Written for Chicago Parent magazine- January 2015
It’s a new year. A fresh opportunity to be more open and optimistic. In a time when experts are challenging parents to say no more often to overcommitment, why not try something new or finally say yes to an activity that’s been calling you or your kids?
These four Chicago families did and it helped them see the world in a whole new way.
Yes to: renovating a playground
Why did you say yes to leading a playground renovation?
I was working full-time when I felt a calling to stay home with the kids. Four days after my “retirement,” I got an email from the Chicago Park District saying Chicago Plays! applications for park improvements were due in 14 days. It was serendipity.
We live across the street from the park, in the house my husband grew up in. We knew it needed updates and my passion and interests are in community improvement.
How did it impact your family and the community?
My husband and I both had to say yes to the sacrifice. It was a busy few months of grant writing, gathering signatures and aligning key stakeholders. Our 11-year-old son helped with documentation. He video-recorded problem areas at the park and brainstormed new equipment with friends. He felt empowered and good about what we were doing.
Our daughter was the first one down the new slide. It was satisfying to see parents encounter the renovated park for the first time.
Now that we have the ball rolling with an organized committee, I’d like to broaden our impact and introduce more programs. Everybody benefits when we work together.
Yes to: Flying
Lara Krupicka and daughter Katherine, 13
Why did you say yes to flying?
Friends talked about the EEA Young Eagles Program, which offers free flights in small planes for kids 8-17. Years ago I worked for a man who owned a Cessna Skyhawk. If it was a nice day, we would take off early and fly. I told my three girls it was really cool and that they should try it. Being the author of Family Bucket Lists, I try to live a bucket list life. Our daughters are learning the idea of being adventurous. They perked up when friends mentioned flying so I knew we needed to make it a goal.
How has flying impacted Katherine?
She used to be a very cautious child. It’s such a big world. I told her she needed to break out. To get on a plane with no shelter, that’s adventure. She loves it so much, she makes sure we go each month. She’s researched aviation and done online training. She wants to get her pilot’s license and deliver missionary supplies to remote areas.
What advice do you have for families seeking new experiences?
Prioritize the things that bring you together versus pull you apart.
Moms also need not forget about themselves.
Say yes to a dream and model it for your kids. You can tell children to embrace opportunities, but when they see you doing it, that’s when it sticks. Maybe try a parent-child adventure.
Yes to: Hosting a Chinese exchange student
Mary Beth Szorc and exchange student Zach, 18
Why did you say yes to hosting an exchange student?
I wanted to grow the family but medically could not carry another child. I give manicures to the woman in charge of hand-selecting Chinese exchange students for DePaul College Prep. She mentioned they have a hard time finding host families. I said I would be interested.
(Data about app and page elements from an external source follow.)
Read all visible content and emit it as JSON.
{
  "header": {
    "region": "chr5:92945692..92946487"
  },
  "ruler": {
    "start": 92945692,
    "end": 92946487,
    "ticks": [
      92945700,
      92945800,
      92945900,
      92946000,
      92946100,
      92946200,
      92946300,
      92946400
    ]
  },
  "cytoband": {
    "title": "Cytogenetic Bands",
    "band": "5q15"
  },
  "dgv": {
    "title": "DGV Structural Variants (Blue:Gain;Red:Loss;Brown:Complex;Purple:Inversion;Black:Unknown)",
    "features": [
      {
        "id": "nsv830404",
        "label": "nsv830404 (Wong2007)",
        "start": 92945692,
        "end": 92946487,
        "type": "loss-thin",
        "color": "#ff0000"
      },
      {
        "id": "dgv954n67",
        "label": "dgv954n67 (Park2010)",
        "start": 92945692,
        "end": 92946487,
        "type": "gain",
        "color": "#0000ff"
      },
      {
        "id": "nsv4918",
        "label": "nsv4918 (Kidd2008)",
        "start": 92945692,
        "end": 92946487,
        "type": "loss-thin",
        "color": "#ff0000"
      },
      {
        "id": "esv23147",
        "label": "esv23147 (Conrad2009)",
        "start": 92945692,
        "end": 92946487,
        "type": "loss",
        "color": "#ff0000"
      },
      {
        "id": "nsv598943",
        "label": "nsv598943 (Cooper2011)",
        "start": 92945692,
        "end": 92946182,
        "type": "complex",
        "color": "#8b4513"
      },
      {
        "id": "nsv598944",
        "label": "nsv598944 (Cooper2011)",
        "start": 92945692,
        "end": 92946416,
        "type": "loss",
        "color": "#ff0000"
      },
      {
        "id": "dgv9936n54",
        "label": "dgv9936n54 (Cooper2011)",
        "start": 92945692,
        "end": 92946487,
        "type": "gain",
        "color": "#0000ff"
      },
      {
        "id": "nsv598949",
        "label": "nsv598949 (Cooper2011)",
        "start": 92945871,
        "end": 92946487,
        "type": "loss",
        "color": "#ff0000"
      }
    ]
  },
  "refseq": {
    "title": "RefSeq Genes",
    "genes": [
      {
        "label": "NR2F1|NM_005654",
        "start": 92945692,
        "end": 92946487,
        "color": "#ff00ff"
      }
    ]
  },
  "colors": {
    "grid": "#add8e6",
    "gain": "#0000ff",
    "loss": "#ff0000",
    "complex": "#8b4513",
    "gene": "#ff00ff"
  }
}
That was August 2013. We never said another word about it. On January 5, 2014, I got an email saying there were six students coming, would it be OK if we took a boy named Zach? He was here three days later. My heart just melted as soon as he walked in, his smile is so contagious.
What have you learned from this experience?
We’ve learned how completely different the Chinese culture is from ours. They don’t express emotion as much. I want Zach to know that here we laugh, cry and hug. It teaches my kids that it’s not just us. There’s more to do, more to give.
Yes to: Modeling and acting
Amy Williams* and son Aidan, 6 (*mom requested last name changed)
Why did you say yes to Aidan modeling and acting?
My friend, who used to be in the industry, asked if we’d ever considered it. When Aidan was 4, they needed kids his age for a commercial shoot. He got an audition. He didn’t get the part, which wasn’t surprising, but the producer said he did great. It really sparked his interest. He kept bugging me, “When do I get to do another audition?” I figured why not? In the past six months, Aidan has modeled for clothing and education companies, acted in a theater production and filmed two commercials. It’s playing pretend and he loves it.
How has it affected Aidan?
He’s always been a shy and reserved kid, so I didn’t ever think he would thrive in this business. But his confidence has really gone up. That’s been fun to watch. At school he’s more apt to communicate with teachers, where before he would keep his struggles inside, get frustrated or break down. He’s finding himself.